- Data listing -
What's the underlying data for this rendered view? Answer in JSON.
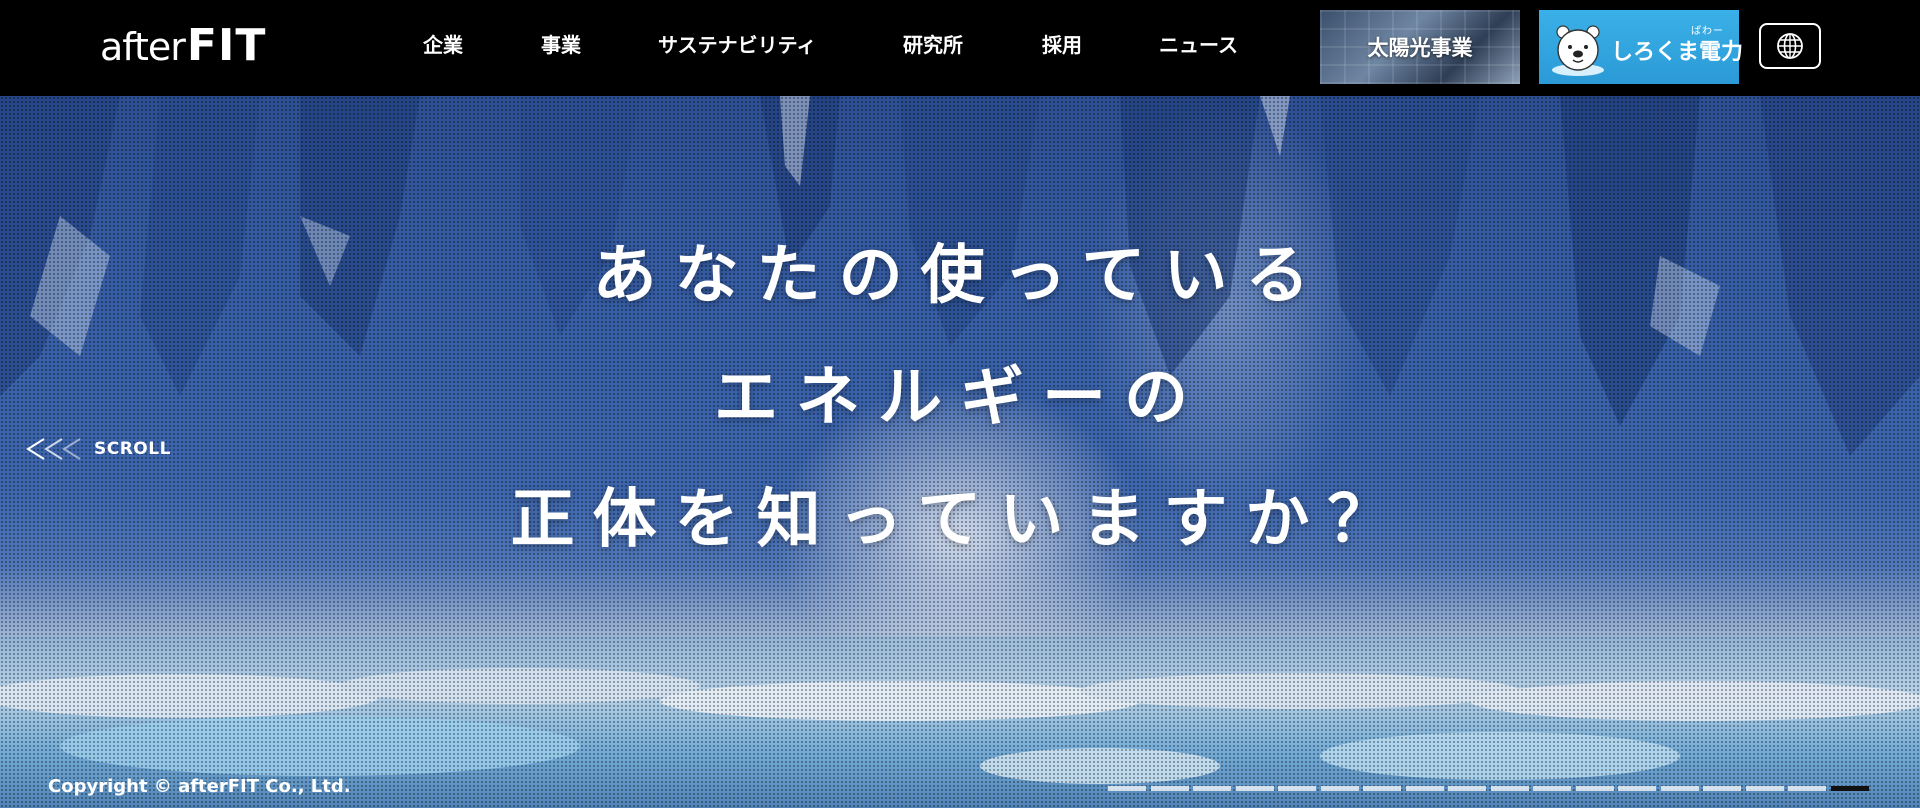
{
  "header": {
    "logo": {
      "part_a": "after",
      "part_b": "FIT"
    },
    "nav": [
      {
        "label": "企業"
      },
      {
        "label": "事業"
      },
      {
        "label": "サステナビリティ"
      },
      {
        "label": "研究所"
      },
      {
        "label": "採用"
      },
      {
        "label": "ニュース"
      }
    ],
    "solar_banner": {
      "label": "太陽光事業"
    },
    "shirokuma_banner": {
      "label": "しろくま電力",
      "ruby": "ぱわー"
    },
    "language_button": {
      "icon": "globe-icon"
    }
  },
  "hero": {
    "headline": [
      "あなたの使っている",
      "エネルギーの",
      "正体を知っていますか？"
    ],
    "scroll_label": "SCROLL",
    "copyright": "Copyright © afterFIT Co., Ltd.",
    "slides": {
      "total": 18,
      "active_index": 17
    }
  },
  "colors": {
    "header_bg": "#000000",
    "shirokuma_blue": "#2b9ad6",
    "text": "#ffffff"
  }
}
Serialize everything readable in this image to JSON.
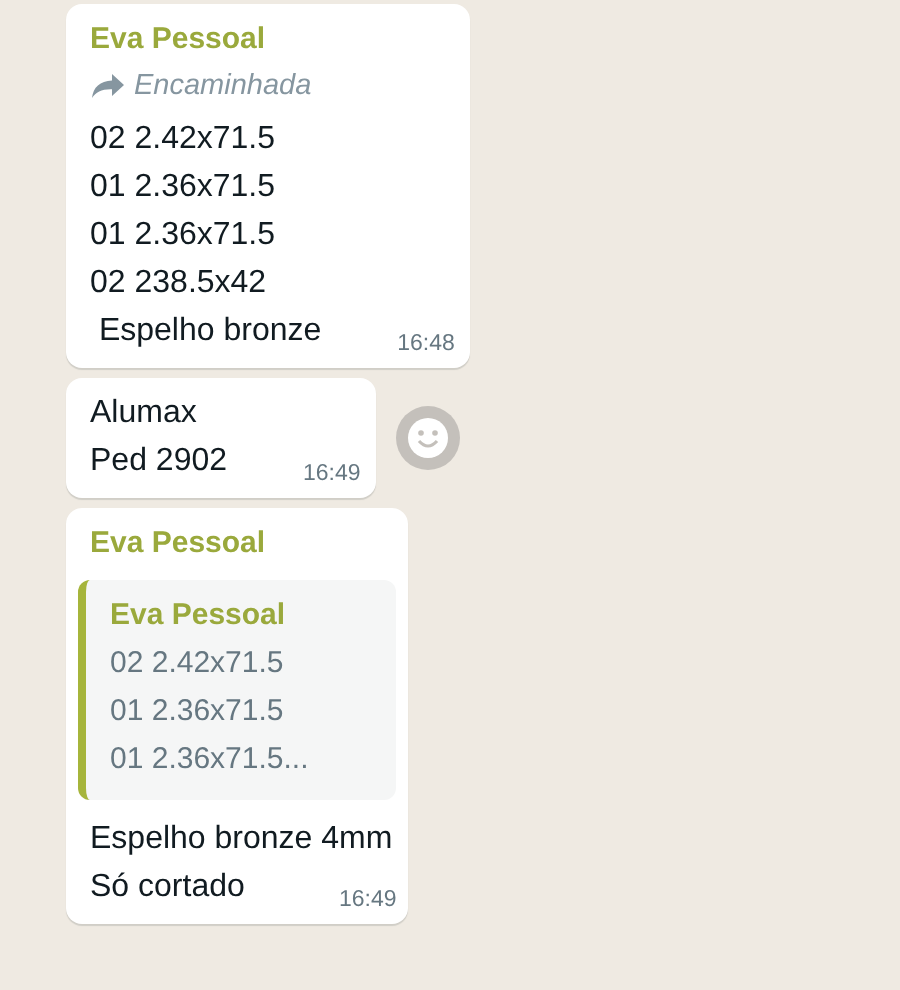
{
  "messages": [
    {
      "sender": "Eva Pessoal",
      "forwarded": "Encaminhada",
      "text": "02 2.42x71.5\n01 2.36x71.5\n01 2.36x71.5\n02 238.5x42\n Espelho bronze",
      "time": "16:48",
      "reaction_button": false
    },
    {
      "text": "Alumax\nPed 2902",
      "time": "16:49",
      "reaction_button": true
    },
    {
      "sender": "Eva Pessoal",
      "quote": {
        "sender": "Eva Pessoal",
        "text": "02 2.42x71.5\n01 2.36x71.5\n01 2.36x71.5..."
      },
      "text": "Espelho bronze 4mm\nSó cortado",
      "time": "16:49",
      "reaction_button": false
    }
  ]
}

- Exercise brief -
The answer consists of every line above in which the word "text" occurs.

- Response box -
    "text": "#ffffff"
      "text": "02 2.42x71.5\n01 2.36x71.5\n01 2.36x71.5\n02 238.5x42\n Espelho bronze",
      "text": "Alumax\nPed 2902",
        "text": "02 2.42x71.5\n01 2.36x71.5\n01 2.36x71.5..."
      "text": "Espelho bronze 4mm\nSó cortado",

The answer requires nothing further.